Image: Victoria Tomaschko. Curator’s Perspective: Natasha Ginwala Thursday, April 12, 2018 78:30pm ICI Curatorial Hub 401 Broadway, Suite 1620 New York, NY 10013 FREE and open to the public As part of ICIs Curators Perspectivean itinerant public discussion series featuring national and international curatorsNatasha Ginwala will present on her recent curatorial projects. For her Curators Perspective talk, Ginwala will address curating Contour Biennale 8 entitled Polyphonic Worlds: Justice as Medium (2017) that investigates questions of legal representation, testimonial production and staging trials beyond the limits of the court of law through artistic processes; and Riots: Slow Cancellation of the Future (2018) that remains concerned with the intersection between art, the politics of disorder, racial violence and a phenomenology of the multitude. Ginwala will articulate her curatorial strategies in terms of endurance, collectivity and continuum, resonating with Audre Lorde’s provocation, “Revolution is not a onetime event.” This event is free and open to the public. To attend, please RSVP to email@example.com with NATASHA in the subject line.

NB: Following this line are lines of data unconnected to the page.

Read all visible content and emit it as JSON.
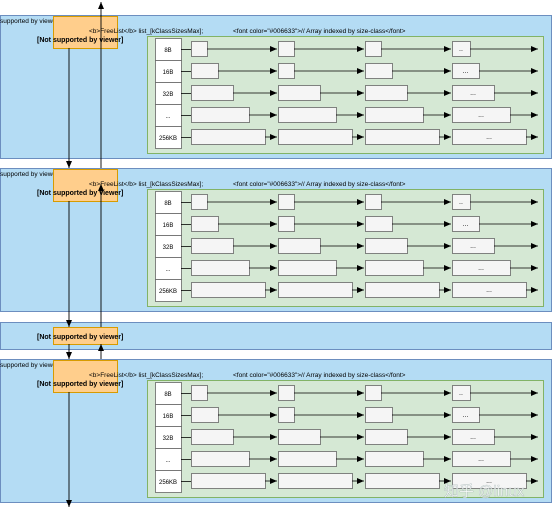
{
  "panels": [
    {
      "corner_label": "supported by viewer]",
      "node_label": "[Not supported by viewer]",
      "freelist_title": "<b>FreeList</b> list_[kClassSizesMax];",
      "freelist_comment": "<font color=\"#006633\">// Array indexed by size-class</font>",
      "rows": [
        {
          "label": "8B",
          "ellipsis": ".."
        },
        {
          "label": "16B",
          "ellipsis": "..."
        },
        {
          "label": "32B",
          "ellipsis": "..."
        },
        {
          "label": "...",
          "ellipsis": "..."
        },
        {
          "label": "256KB",
          "ellipsis": "..."
        }
      ]
    },
    {
      "corner_label": "supported by viewer]",
      "node_label": "[Not supported by viewer]",
      "freelist_title": "<b>FreeList</b> list_[kClassSizesMax];",
      "freelist_comment": "<font color=\"#006633\">// Array indexed by size-class</font>",
      "rows": [
        {
          "label": "8B",
          "ellipsis": ".."
        },
        {
          "label": "16B",
          "ellipsis": "..."
        },
        {
          "label": "32B",
          "ellipsis": "..."
        },
        {
          "label": "...",
          "ellipsis": "..."
        },
        {
          "label": "256KB",
          "ellipsis": "..."
        }
      ]
    },
    {
      "corner_label": "supported by viewer]",
      "node_label": "[Not supported by viewer]",
      "freelist_title": "<b>FreeList</b> list_[kClassSizesMax];",
      "freelist_comment": "<font color=\"#006633\">// Array indexed by size-class</font>",
      "rows": [
        {
          "label": "8B",
          "ellipsis": ".."
        },
        {
          "label": "16B",
          "ellipsis": "..."
        },
        {
          "label": "32B",
          "ellipsis": "..."
        },
        {
          "label": "...",
          "ellipsis": "..."
        },
        {
          "label": "256KB",
          "ellipsis": "..."
        }
      ]
    }
  ],
  "middle_bar": {
    "node_label": "[Not supported by viewer]"
  },
  "watermark": "知乎 @linux",
  "colors": {
    "panel_fill": "#b4dcf4",
    "panel_stroke": "#6c8ebf",
    "node_fill": "#ffce8c",
    "node_stroke": "#d79b00",
    "freelist_fill": "#d5e8d4",
    "freelist_stroke": "#82b366",
    "cell_fill": "#f5f5f5",
    "cell_stroke": "#666666",
    "line": "#000000"
  }
}
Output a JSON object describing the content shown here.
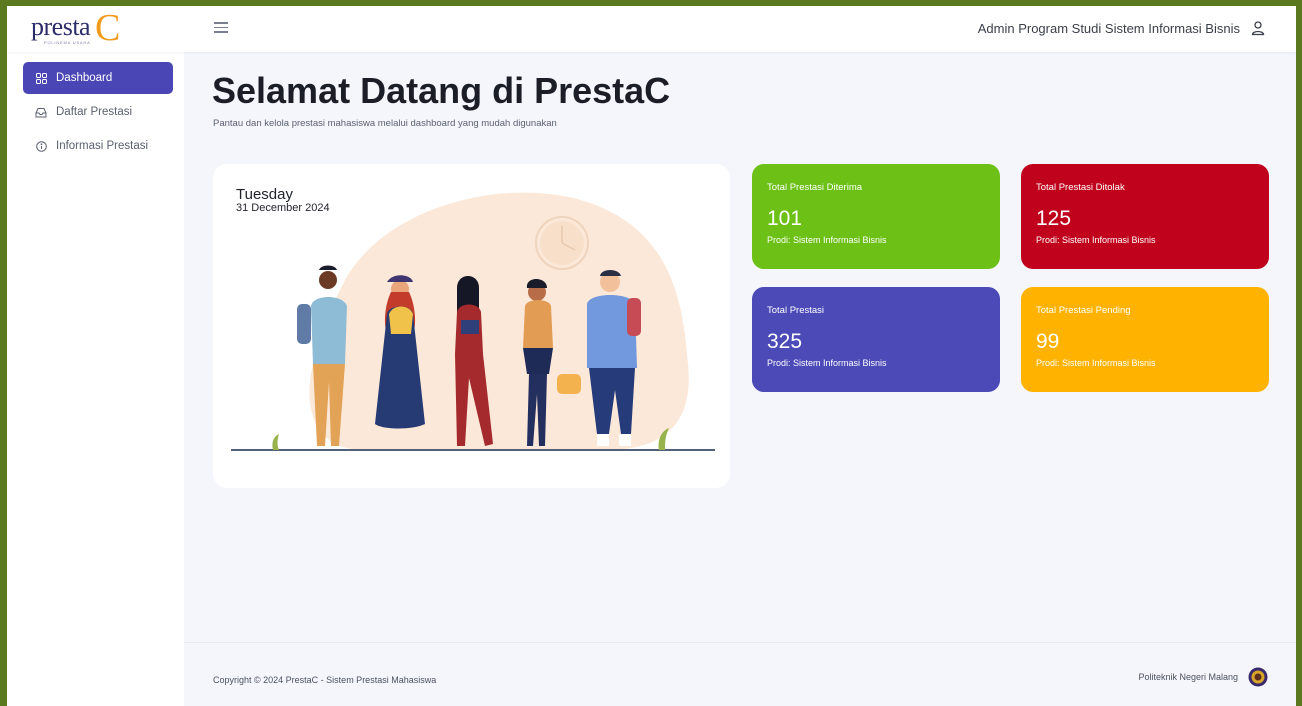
{
  "brand": {
    "logo_text": "presta",
    "logo_c": "C",
    "logo_sub": "POLINEMA USAHA"
  },
  "header": {
    "user_name": "Admin Program Studi Sistem Informasi Bisnis",
    "menu_icon": "hamburger-icon",
    "user_icon": "user-icon"
  },
  "sidebar": {
    "items": [
      {
        "label": "Dashboard",
        "icon": "grid-icon",
        "active": true
      },
      {
        "label": "Daftar Prestasi",
        "icon": "inbox-icon",
        "active": false
      },
      {
        "label": "Informasi Prestasi",
        "icon": "info-icon",
        "active": false
      }
    ]
  },
  "main": {
    "title": "Selamat Datang di PrestaC",
    "subtitle": "Pantau dan kelola prestasi mahasiswa melalui dashboard yang mudah digunakan",
    "date": {
      "day": "Tuesday",
      "full": "31 December 2024"
    },
    "stats": [
      {
        "label": "Total Prestasi Diterima",
        "value": "101",
        "prodi": "Prodi: Sistem Informasi Bisnis",
        "color": "#6cc016"
      },
      {
        "label": "Total Prestasi Ditolak",
        "value": "125",
        "prodi": "Prodi: Sistem Informasi Bisnis",
        "color": "#c0021d"
      },
      {
        "label": "Total Prestasi",
        "value": "325",
        "prodi": "Prodi: Sistem Informasi Bisnis",
        "color": "#4c4ab7"
      },
      {
        "label": "Total Prestasi Pending",
        "value": "99",
        "prodi": "Prodi: Sistem Informasi Bisnis",
        "color": "#ffb300"
      }
    ]
  },
  "footer": {
    "copyright": "Copyright © 2024 PrestaC - Sistem Prestasi Mahasiswa",
    "institution": "Politeknik Negeri Malang"
  },
  "colors": {
    "accent": "#4b46b6",
    "background": "#f4f6fc"
  }
}
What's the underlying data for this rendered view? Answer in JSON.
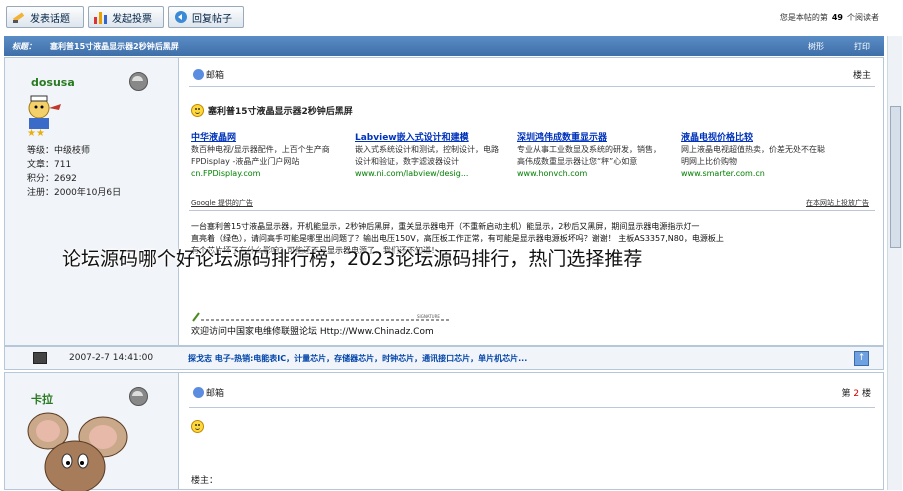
{
  "toolbar": {
    "new_topic": "发表话题",
    "new_poll": "发起投票",
    "reply": "回复帖子",
    "visitors_prefix": "您是本帖的第",
    "visitors_count": "49",
    "visitors_suffix": "个阅读者"
  },
  "topic": {
    "label": "标题：",
    "title": "塞利普15寸液晶显示器2秒钟后黑屏",
    "tree_view": "树形",
    "print": "打印"
  },
  "post1": {
    "author": "dosusa",
    "stars": "★★",
    "level": "等级：中级枝师",
    "posts": "文章：711",
    "points": "积分：2692",
    "registered": "注册：2000年10月6日",
    "mailbox": "邮箱",
    "floor": "楼主",
    "title": "塞利普15寸液晶显示器2秒钟后黑屏",
    "ads": [
      {
        "title": "中华液晶网",
        "desc": "数百种电视/显示器配件，上百个生产商 FPDisplay -液晶产业门户网站",
        "url": "cn.FPDisplay.com"
      },
      {
        "title": "Labview嵌入式设计和建模",
        "desc": "嵌入式系统设计和测试，控制设计，电路设计和验证，数字滤波器设计",
        "url": "www.ni.com/labview/desig..."
      },
      {
        "title": "深圳鸿伟成数重显示器",
        "desc": "专业从事工业数显及系统的研发，销售，高伟成数重显示器让您“秤”心如意",
        "url": "www.honvch.com"
      },
      {
        "title": "液晶电视价格比较",
        "desc": "网上液晶电视超值热卖，价差无处不在聪明网上比价购物",
        "url": "www.smarter.com.cn"
      }
    ],
    "google_ads": "Google 提供的广告",
    "advertise": "在本网站上投放广告",
    "body_line1": "一台塞利普15寸液晶显示器，开机能显示，2秒钟后黑屏，重关显示器电开（不重新启动主机）能显示，2秒后又黑屏，期间显示器电源指示灯一",
    "body_line2": "直亮着（绿色），请问高手可能是哪里出问题了？输出电压150V，高压板工作正常，有可能是显示器电源板坏吗？谢谢！ 主板AS3357,N80，电源板上",
    "body_line3": "有个芯片坏了有什么影响？可能还不是显示器电源了，我们还不知道！",
    "signature_mark": "SIGNATURE",
    "signature": "欢迎访问中国家电维修联盟论坛 Http://Www.Chinadz.Com"
  },
  "watermark": "论坛源码哪个好论坛源码排行榜，2023论坛源码排行，热门选择推荐",
  "footer": {
    "time": "2007-2-7 14:41:00",
    "links": "探戈志 电子-热销:电能表IC，计量芯片，存储器芯片，时钟芯片，通讯接口芯片，单片机芯片..."
  },
  "post2": {
    "author": "卡拉",
    "mailbox": "邮箱",
    "floor_prefix": "第",
    "floor_num": "2",
    "floor_suffix": "楼",
    "body": "楼主："
  },
  "colors": {
    "accent": "#3f6fa9",
    "author_name": "#2a7a22",
    "link": "#0033bb"
  }
}
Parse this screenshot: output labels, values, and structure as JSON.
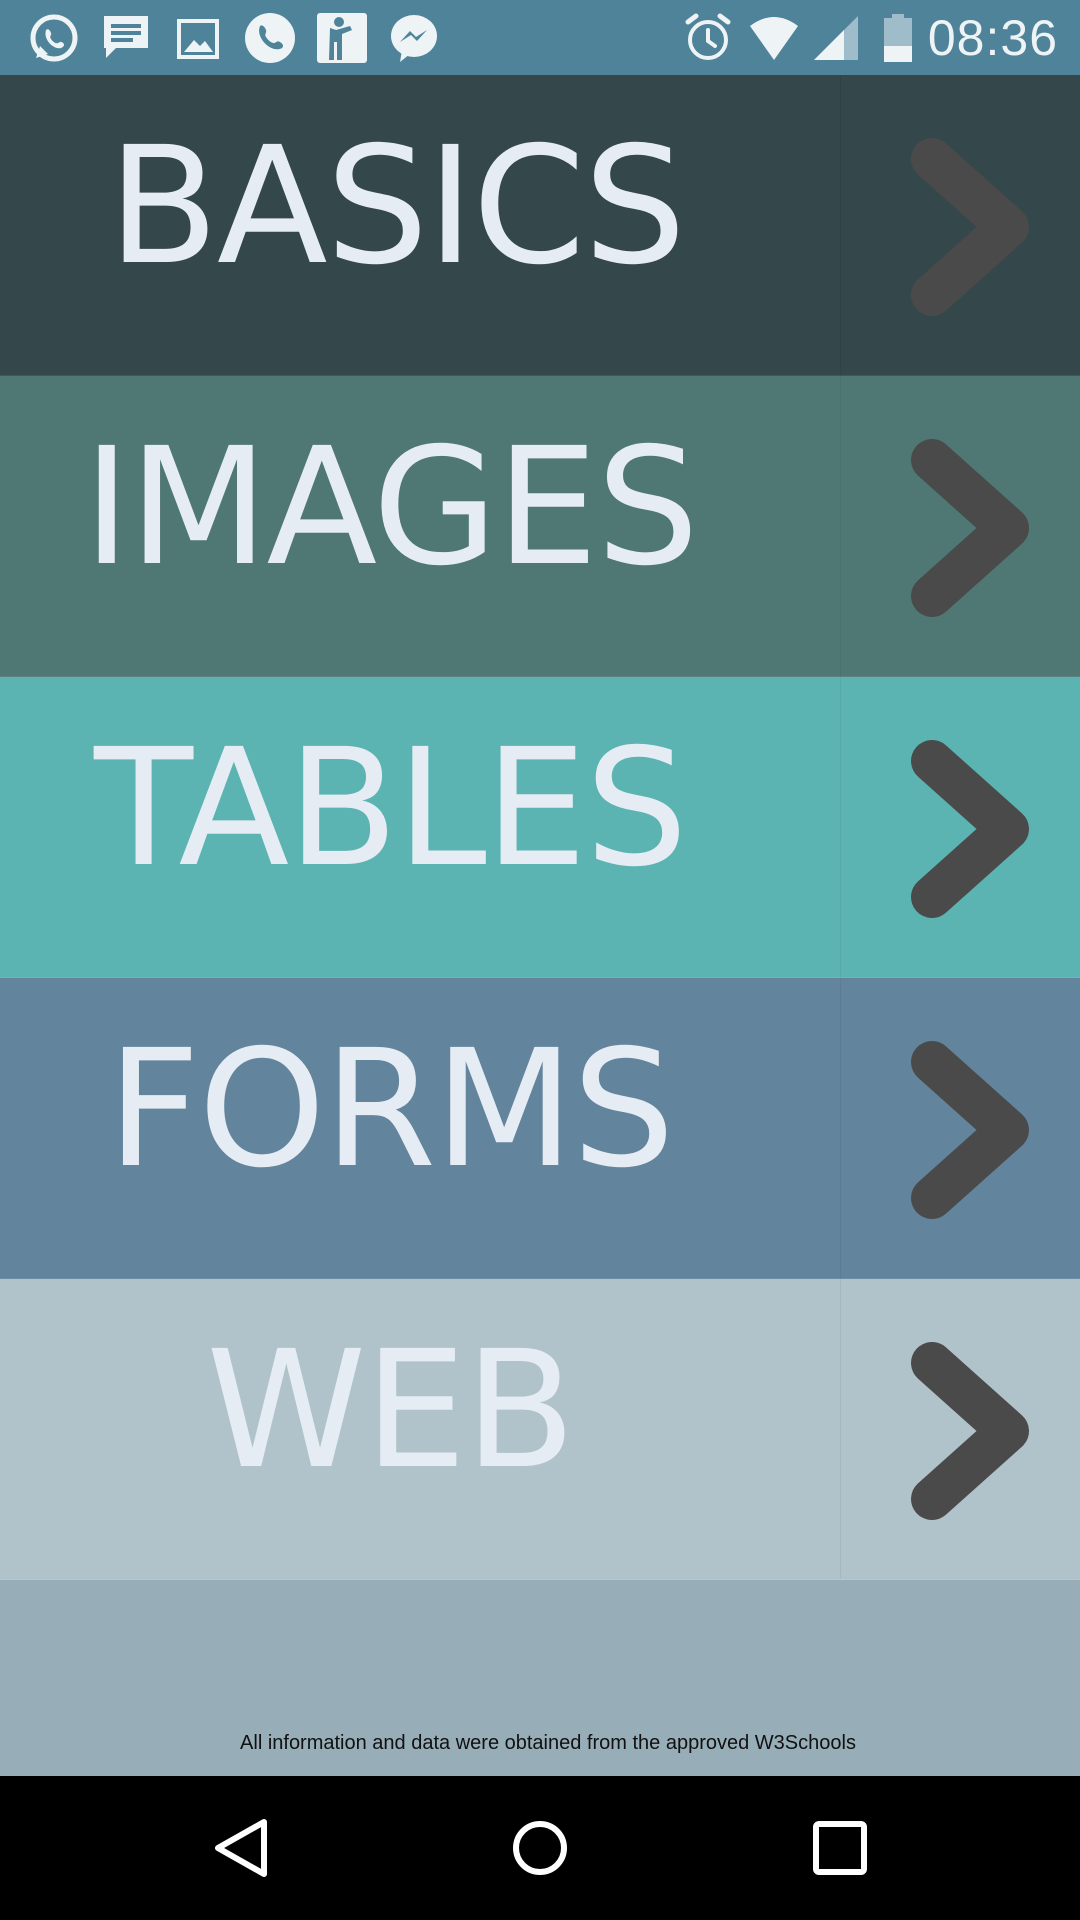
{
  "status_bar": {
    "time": "08:36",
    "left_icons": [
      "whatsapp-icon",
      "message-icon",
      "gallery-icon",
      "phone-icon",
      "accessibility-icon",
      "messenger-icon"
    ],
    "right_icons": [
      "alarm-icon",
      "wifi-icon",
      "signal-icon",
      "battery-icon"
    ],
    "background": "#4f8399"
  },
  "menu": {
    "items": [
      {
        "label": "BASICS",
        "color": "#34474b",
        "panel_color": "#34474b"
      },
      {
        "label": "IMAGES",
        "color": "#4f7774",
        "panel_color": "#4f7774"
      },
      {
        "label": "TABLES",
        "color": "#5bb4b2",
        "panel_color": "#5bb4b2"
      },
      {
        "label": "FORMS",
        "color": "#62849d",
        "panel_color": "#62849d"
      },
      {
        "label": "WEB",
        "color": "#b1c3ca",
        "panel_color": "#b1c3ca"
      }
    ],
    "text_color": "#e6ecf3",
    "chevron_color": "#4a4a4a",
    "chevron_icon": "chevron-right-icon"
  },
  "footer": {
    "text": "All information and data were obtained from the approved W3Schools"
  },
  "nav_bar": {
    "buttons": [
      "back-icon",
      "home-icon",
      "recents-icon"
    ]
  }
}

The Curators Perspective is a free, itinerant public discussion series featuring U.S. and international curators, and developed as a way for audiences in New York to connect with timely information about a wide variety of international perspectives on contemporary art today. The series sheds light on movements and models that are still in formation or have been overlooked. This year, speakers in the series will include curators based in Berlin, Cape Town, Louisville, San Juan, and Sri Lanka, addressing questions about art, culture, and the exhibitions in which they are most interested, as well as the artists and the socio-political contexts that are shaping curatorial practice now. The Curators Perspective series has been made possible, in part, by grants from the Hartfield Foundation and by generous contributions from the ICI Board of Trustees and ICI Access Fund. This program is supported, in part, by public funds from the New York City Department of Cultural Affairs in partnership with City Council.